If you’re trying to eat more healthfully and incorporate more protein into your diet, you’re not alone. More than half of American consumers want to add more protein to their diets, according to Protein Perceptions and Needs, a 2014 report from the NPD Group consumer research firm.
In addition, more consumers are discovering meat alternatives. A Mintel consumer survey in 2013 found that more than a third of shoppers say they buy meat alternatives. The good news is that whatever your dietary preferences, soyfoods fit into your diet, and do it in an economical, enjoyable way.
Unlike many other high protein foods, soyfoods are low in saturated fat and have no cholesterol. In addition, soy is a complete protein, meaning that it provides all the essential amino acids. A single serving of soy offers from 7 to 15 grams of high-quality protein. More consumers are discovering the benefits of soy not only as a protein, but also as a versatile ingredient.

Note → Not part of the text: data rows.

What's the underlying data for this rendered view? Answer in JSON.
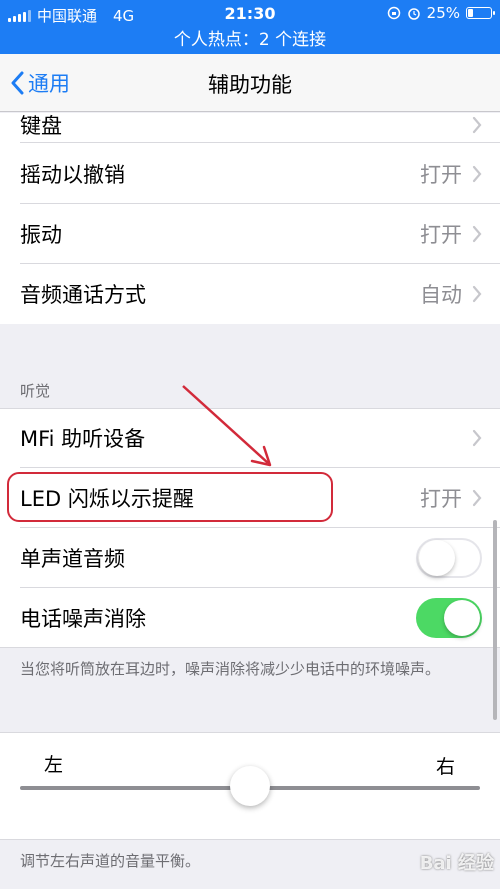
{
  "status_bar": {
    "carrier": "中国联通",
    "network": "4G",
    "time": "21:30",
    "battery": "25%",
    "battery_level": 0.25
  },
  "hotspot": {
    "text": "个人热点：2 个连接"
  },
  "navbar": {
    "back_label": "通用",
    "title": "辅助功能"
  },
  "rows_top": [
    {
      "label": "键盘",
      "value": ""
    },
    {
      "label": "摇动以撤销",
      "value": "打开"
    },
    {
      "label": "振动",
      "value": "打开"
    },
    {
      "label": "音频通话方式",
      "value": "自动"
    }
  ],
  "hearing": {
    "header": "听觉",
    "rows": [
      {
        "label": "MFi 助听设备",
        "value": ""
      },
      {
        "label": "LED 闪烁以示提醒",
        "value": "打开"
      },
      {
        "label": "单声道音频",
        "toggle": false
      },
      {
        "label": "电话噪声消除",
        "toggle": true
      }
    ],
    "footer": "当您将听筒放在耳边时，噪声消除将减少少电话中的环境噪声。"
  },
  "balance": {
    "left_label": "左",
    "right_label": "右",
    "value": 0.5,
    "footer": "调节左右声道的音量平衡。"
  },
  "colors": {
    "accent": "#1d7df4",
    "toggle_on": "#4cd964",
    "highlight": "#d22a3a"
  },
  "watermark": "Bai 经验"
}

TSP Rises to the Occasion: The possibilities for this ingredient are nearly endless. You can add TSP (textured soy protein) to your morning oatmeal, create toppings for fruit cobblers, and replace 25% to 50% of ground beef in recipes with TSP to make sloppy joes and tacos. The Soyfoods Council offers a variety of recipes to help you plan your snacks and meals.
Fresh Takes on Edamame: Whether you choose frozen steamed edamame, dry-roasted or chocolate-covered edamame, you’ll be getting all the goodness of plant protein, without adding cholesterol to your diet. For a satisfying lunch, consider Edamame Salad with Raspberry Vinaigrette, combining greens, grape tomatoes, radishes, onions and carrots.
Soy Snacks: No matter your personal tastes, soy ingredients offer better-for-you snacks such as snack mixes and protein food bars widely available in stores. You can also find a variety of snack recipes on The Soyfoods Council website. Make your own treats, such as Toasted Coconut and Chocolate Granola Bars, with an ingredient line-up that includes TSP, old-fashioned oats, honey, unsweetened applesauce and semisweet chocolate morsels.
Tofu as an Ingredient: To add more protein, or replace some of the fat and cholesterol in your diet, rethink your everyday recipes. Recipes available on The Soyfoods Council website demonstrate how something as simple as mashed potatoes can be enhanced by soyfoods. Make them by mashing cooked potatoes with warm soymilk, pureed soft silken tofu and olive oil or butter substitute. You’ll also find recipes for dips, smoothies, salad dressings and desserts.
For details about soyfoods, studies related to health, recipe ideas, nutrition data and cooking tips, visit the Soyfoods Council website at www.thesoyfoodscouncil.com.